The reasons the Trump administration gave for putting Cuba on the so-called “terrorist list” are in our view completely unjustified. Trump’s secretary of state Mike Pompeo said that Cuba refused to extradite members of a Colombian guerilla group who had traveled to Cuba to participate in a formal peace dialog with the Colombian government. But Cuba and Norway had been co-hosting an internationally recognized peace process, and Colombian President Gustavo Petro specifically asked Cuba to resume its role as guarantor country for the peace dialog. The Columbian president also stated that Cuba should be removed from the SSOT list. The Trump administration had also claimed that Cuba harbors US fugitives who are wanted for political violence nearly 50 years ago. Dozens of lawyers have signed a letter pointing out that Cuba is the only country in the world to which this rationale is applied.
The United States stands virtually alone in its persecution of Cuba. Over thirty years, the United Nations General Assembly has voted overwhelmingly to condemn the US blockade, with the most recent vote being 184-2, with three abstentions.
At a deeper level than the flimsy reasons given, the US embargo aims to punish Cuba for nationalizing its resources after the 1959 revolution, fearing that other countries in the global South might follow suit. Cuba reclaimed its nickel mines, cattle and sugar ranches, phone and electric company, harbors, and other enterprises, to fund free high-quality education and health care for its people. The new Cuban government offered to compensate the US and European companies that had owned the companies, at the prices the companies had been declaring on their tax bills. While many European companies accepted compensation, the US set a more hostile course. Lester D. Mallory, Deputy Assistant Secretary of State for Inter-American Affairs, in a secret State Department memo, defined the US strategy that continues to this day. Mallory noted that given that the majority of Cubans support the revolution:

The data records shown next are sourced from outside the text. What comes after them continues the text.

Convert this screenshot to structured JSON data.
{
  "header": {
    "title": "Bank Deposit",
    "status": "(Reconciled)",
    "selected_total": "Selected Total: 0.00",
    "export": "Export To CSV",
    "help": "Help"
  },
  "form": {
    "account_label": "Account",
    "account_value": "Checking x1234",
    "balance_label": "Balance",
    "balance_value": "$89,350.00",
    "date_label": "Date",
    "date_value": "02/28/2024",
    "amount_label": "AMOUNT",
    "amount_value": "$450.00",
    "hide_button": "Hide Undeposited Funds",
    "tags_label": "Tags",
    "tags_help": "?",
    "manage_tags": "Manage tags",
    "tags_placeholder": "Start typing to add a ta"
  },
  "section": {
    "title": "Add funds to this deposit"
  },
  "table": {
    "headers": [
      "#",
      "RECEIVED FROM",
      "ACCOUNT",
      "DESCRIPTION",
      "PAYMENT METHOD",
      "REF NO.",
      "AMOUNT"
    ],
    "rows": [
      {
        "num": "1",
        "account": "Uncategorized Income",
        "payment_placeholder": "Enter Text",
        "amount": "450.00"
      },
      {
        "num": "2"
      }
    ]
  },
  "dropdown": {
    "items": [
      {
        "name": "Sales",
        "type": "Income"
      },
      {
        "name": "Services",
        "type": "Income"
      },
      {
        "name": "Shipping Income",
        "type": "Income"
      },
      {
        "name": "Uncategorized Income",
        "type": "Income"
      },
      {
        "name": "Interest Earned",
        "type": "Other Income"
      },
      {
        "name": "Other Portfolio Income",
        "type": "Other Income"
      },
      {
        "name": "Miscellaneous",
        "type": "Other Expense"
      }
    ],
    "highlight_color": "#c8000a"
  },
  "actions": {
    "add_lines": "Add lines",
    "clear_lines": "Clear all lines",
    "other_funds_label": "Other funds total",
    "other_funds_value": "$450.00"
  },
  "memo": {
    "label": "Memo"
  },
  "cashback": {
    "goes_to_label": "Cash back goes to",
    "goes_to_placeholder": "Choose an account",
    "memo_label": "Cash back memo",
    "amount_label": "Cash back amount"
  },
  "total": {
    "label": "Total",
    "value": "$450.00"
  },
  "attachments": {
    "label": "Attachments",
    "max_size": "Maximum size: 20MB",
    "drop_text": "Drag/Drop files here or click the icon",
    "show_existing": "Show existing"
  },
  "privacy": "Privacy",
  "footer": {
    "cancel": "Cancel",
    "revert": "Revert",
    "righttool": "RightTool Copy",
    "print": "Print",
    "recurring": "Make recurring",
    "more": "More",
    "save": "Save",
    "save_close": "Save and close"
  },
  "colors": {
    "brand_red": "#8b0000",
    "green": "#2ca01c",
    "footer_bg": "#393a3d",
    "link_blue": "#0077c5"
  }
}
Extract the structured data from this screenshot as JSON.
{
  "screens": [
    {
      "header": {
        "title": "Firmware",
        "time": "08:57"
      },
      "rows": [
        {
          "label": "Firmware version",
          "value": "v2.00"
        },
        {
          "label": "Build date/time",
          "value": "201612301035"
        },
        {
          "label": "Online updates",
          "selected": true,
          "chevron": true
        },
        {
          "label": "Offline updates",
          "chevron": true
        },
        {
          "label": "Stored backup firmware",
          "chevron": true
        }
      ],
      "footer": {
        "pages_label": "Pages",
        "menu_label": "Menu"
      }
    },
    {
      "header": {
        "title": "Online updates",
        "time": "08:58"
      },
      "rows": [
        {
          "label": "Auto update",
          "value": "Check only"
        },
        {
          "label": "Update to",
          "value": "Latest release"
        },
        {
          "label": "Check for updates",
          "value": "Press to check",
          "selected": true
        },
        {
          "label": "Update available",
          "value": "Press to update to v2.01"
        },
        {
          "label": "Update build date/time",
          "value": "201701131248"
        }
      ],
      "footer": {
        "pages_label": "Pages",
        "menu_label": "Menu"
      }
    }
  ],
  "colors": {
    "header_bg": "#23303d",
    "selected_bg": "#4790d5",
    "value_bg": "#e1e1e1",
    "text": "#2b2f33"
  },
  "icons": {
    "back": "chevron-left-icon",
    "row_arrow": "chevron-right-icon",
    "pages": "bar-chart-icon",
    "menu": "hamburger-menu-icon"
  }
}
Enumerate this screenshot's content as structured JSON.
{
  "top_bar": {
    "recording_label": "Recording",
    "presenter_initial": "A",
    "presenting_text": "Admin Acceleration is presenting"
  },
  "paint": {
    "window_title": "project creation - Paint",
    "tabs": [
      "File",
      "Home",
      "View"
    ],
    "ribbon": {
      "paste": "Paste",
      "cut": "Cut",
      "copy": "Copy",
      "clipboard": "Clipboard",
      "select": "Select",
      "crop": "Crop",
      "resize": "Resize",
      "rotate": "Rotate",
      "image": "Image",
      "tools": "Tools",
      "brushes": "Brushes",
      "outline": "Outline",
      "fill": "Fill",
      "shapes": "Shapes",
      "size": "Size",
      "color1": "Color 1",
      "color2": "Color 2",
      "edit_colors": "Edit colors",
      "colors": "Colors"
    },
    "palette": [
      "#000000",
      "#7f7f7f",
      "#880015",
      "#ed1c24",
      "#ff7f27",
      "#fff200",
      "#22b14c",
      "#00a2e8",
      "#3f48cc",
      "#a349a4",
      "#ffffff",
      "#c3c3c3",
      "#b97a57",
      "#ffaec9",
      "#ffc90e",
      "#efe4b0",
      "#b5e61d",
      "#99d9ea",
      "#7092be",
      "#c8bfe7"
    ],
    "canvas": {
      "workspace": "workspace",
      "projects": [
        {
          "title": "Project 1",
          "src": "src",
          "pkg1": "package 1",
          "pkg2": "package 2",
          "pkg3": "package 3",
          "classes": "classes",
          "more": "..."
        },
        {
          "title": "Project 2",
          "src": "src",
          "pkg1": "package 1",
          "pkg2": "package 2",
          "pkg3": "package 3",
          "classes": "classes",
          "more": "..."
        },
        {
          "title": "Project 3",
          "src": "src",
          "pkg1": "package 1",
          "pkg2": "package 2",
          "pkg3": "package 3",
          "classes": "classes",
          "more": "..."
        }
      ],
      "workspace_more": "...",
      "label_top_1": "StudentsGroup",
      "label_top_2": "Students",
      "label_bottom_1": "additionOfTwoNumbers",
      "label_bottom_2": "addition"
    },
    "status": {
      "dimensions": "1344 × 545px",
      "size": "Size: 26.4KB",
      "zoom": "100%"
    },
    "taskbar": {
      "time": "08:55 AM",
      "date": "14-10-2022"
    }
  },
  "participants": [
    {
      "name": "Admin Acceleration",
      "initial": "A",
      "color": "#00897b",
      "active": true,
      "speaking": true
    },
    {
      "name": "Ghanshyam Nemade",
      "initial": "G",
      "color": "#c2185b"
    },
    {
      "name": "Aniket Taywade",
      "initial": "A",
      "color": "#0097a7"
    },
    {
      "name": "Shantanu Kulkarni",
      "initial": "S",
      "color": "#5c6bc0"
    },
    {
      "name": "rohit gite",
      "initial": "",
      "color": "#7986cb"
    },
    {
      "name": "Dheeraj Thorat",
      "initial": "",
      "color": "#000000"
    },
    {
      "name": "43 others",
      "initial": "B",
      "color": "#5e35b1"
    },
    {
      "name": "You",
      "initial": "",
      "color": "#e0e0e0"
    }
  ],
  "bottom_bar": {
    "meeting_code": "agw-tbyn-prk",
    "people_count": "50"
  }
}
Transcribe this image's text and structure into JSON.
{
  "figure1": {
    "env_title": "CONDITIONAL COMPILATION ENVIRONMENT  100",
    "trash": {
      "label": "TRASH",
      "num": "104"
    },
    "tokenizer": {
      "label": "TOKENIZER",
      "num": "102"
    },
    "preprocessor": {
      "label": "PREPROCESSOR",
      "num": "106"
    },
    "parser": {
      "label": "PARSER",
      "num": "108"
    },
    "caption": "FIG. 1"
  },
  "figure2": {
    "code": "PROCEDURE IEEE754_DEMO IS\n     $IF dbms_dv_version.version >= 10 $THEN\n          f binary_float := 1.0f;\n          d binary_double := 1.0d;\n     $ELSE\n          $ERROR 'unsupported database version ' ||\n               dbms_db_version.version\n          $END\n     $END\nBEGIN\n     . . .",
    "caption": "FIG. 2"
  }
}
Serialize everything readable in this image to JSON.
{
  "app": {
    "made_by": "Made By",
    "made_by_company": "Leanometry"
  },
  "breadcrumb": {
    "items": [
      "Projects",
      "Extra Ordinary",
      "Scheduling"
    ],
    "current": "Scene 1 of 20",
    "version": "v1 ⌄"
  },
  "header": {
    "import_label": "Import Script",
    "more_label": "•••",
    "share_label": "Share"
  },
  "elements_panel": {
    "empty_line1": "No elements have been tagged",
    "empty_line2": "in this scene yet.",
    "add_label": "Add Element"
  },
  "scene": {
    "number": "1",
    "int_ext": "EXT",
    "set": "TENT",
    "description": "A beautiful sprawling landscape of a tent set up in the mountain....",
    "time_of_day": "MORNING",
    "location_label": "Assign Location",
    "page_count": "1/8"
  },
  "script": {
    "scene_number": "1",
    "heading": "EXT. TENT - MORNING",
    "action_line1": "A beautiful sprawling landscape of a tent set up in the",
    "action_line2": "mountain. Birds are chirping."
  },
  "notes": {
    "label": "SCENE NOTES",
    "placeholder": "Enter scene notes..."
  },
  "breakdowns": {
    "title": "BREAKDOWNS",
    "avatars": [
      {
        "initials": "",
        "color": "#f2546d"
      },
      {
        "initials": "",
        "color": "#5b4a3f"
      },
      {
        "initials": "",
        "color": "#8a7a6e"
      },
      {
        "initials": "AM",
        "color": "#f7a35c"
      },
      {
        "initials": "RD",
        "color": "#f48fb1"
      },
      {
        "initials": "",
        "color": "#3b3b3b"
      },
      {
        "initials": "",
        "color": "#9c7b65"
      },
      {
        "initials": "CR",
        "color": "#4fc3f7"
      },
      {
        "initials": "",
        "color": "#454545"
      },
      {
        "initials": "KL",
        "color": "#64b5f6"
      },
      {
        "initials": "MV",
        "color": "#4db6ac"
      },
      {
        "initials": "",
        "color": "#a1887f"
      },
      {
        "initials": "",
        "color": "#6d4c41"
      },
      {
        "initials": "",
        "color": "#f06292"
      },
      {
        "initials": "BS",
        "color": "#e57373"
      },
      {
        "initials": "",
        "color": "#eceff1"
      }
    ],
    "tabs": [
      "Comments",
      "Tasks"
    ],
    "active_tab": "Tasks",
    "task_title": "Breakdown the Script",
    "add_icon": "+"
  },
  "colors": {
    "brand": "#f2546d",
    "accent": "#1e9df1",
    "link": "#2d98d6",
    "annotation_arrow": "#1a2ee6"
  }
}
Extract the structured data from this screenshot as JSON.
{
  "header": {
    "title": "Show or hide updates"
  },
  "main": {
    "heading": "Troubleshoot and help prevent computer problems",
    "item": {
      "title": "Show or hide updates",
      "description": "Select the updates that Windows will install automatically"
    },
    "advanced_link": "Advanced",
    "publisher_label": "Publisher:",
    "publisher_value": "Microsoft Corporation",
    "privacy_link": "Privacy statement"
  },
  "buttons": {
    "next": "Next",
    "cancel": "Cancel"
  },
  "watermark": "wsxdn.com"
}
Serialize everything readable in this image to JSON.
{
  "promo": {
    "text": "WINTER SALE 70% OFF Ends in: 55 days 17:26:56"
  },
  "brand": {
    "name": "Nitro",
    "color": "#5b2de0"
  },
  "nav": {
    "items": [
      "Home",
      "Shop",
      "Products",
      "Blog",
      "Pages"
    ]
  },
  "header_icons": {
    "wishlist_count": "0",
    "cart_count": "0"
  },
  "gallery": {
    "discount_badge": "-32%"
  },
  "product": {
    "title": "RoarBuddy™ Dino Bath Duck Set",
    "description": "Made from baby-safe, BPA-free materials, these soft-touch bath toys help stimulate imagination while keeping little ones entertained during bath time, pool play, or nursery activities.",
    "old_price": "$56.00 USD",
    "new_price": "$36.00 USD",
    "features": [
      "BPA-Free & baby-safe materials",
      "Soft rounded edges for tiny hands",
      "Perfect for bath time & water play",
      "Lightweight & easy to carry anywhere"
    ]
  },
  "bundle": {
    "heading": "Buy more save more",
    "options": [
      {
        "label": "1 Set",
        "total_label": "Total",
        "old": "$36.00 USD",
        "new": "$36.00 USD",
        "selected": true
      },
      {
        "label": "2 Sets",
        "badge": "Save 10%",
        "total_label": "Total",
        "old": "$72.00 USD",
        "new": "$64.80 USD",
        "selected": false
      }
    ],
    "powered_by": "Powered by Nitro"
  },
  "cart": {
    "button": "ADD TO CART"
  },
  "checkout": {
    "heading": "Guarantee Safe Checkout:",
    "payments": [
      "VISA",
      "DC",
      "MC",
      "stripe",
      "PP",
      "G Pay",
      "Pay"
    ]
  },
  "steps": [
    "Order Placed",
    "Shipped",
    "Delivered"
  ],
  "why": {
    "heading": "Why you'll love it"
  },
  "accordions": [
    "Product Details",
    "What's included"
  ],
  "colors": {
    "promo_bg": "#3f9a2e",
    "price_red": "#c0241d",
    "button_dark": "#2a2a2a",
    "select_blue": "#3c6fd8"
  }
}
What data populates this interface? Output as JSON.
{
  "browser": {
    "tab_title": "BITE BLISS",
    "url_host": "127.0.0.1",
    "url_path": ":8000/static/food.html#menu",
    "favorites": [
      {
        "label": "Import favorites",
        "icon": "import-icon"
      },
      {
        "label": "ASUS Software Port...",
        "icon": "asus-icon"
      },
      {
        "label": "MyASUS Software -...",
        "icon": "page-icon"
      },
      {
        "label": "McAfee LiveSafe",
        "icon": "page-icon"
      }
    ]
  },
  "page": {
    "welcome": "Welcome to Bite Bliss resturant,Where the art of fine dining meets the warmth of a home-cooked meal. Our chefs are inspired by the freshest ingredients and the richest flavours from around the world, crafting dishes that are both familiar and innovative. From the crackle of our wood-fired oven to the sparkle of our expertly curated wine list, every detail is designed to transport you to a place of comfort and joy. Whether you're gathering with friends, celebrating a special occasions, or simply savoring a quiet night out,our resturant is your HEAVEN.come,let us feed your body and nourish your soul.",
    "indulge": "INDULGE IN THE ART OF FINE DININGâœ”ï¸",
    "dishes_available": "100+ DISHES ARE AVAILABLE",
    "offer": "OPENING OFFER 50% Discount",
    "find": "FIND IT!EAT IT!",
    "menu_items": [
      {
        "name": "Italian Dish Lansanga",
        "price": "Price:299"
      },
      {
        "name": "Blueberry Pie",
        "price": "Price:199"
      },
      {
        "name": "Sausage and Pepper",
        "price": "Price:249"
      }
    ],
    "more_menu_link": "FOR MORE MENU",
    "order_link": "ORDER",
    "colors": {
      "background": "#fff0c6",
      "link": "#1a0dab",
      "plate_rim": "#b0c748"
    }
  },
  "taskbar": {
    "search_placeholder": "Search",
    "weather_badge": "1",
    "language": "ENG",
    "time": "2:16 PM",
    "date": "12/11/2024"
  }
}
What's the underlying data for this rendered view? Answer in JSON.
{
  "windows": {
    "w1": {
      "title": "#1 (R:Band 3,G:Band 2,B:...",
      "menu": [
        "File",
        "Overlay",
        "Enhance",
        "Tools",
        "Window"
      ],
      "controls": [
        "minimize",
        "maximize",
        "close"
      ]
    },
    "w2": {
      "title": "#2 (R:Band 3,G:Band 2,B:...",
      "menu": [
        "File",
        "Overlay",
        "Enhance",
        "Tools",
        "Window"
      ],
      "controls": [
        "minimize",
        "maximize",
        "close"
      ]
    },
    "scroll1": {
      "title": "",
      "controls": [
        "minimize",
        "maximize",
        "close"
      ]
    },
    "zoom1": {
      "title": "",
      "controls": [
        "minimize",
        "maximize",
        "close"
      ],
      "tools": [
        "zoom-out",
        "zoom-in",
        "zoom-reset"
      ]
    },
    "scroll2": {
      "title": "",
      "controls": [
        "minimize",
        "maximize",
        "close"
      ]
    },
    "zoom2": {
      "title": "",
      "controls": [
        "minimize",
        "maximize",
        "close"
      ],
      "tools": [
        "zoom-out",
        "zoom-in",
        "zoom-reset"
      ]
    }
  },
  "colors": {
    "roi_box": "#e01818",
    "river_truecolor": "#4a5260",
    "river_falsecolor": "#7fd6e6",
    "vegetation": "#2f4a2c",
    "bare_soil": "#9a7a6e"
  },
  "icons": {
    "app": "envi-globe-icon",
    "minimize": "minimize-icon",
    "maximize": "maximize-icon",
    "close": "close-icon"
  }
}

“…the only foreseeable way to detract from … domestic support is by disenchantment and dissatisfaction arising from economic malaise and material hardship…every possible means must be rapidly employed to weaken the economic life of Cuba…a course of action which, being as skillful and discreet as possible, will achieve the greatest advances in depriving Cuba of money and supplies, to reduce its financial resources, to bring about hunger, despair, and the overthrow of the Government.”
The Cuban people should not be pawns on the geostrategic chessboard of the United States. We urge readers to work with the national movement to get Cuba off the so-called “terrorist list” and to demand that President Biden end Trump’s other 240+ sanctions. Reversing the Trump administration’s measures is something President Biden could do with the stroke of his pen.
San Francisco residents can call our Representative Nancy Pelosi to urge her to advocate that the Biden administration do the right thing: (415) 556-4862. Connect with the Bay Area movement by writing to our committee at email@example.com, and by signing up for low-volume Cuba news at Sign Up for VB Cuba News . Connect with the national movement at the National Network on Cuba (www.nnoc.org) and the Alliance for Cuba Engagement and Respect (https://acere.org/). And consider traveling to Cuba to see for yourself — sign up for information on the Venceremos Brigade website (https://vb4cuba.com/)